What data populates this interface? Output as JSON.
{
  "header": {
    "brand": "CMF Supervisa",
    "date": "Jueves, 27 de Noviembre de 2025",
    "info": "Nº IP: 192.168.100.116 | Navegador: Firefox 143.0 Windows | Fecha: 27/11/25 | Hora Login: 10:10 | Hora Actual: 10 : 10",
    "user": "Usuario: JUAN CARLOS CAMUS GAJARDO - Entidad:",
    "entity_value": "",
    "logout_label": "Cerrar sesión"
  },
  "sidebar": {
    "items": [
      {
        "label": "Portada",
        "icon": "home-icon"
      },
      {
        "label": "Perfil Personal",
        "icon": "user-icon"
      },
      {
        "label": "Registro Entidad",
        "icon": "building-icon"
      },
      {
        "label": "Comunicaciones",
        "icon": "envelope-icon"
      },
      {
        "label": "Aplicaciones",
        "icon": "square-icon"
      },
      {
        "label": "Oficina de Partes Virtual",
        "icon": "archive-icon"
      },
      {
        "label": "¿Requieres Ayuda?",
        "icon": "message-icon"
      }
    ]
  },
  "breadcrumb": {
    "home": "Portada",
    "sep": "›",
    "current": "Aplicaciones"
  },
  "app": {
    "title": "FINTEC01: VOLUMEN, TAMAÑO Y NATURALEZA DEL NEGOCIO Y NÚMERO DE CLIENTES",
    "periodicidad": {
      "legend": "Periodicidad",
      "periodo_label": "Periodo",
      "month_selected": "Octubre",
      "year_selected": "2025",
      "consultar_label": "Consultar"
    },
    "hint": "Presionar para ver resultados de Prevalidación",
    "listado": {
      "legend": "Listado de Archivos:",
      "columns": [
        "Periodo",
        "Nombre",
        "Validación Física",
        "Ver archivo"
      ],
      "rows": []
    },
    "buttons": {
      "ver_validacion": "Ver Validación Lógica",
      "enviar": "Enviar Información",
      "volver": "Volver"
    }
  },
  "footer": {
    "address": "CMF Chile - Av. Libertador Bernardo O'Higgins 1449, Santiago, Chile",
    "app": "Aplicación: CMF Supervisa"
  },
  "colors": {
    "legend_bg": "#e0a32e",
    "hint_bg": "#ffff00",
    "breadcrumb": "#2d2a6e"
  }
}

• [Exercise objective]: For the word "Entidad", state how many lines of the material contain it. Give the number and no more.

• [Result]: 2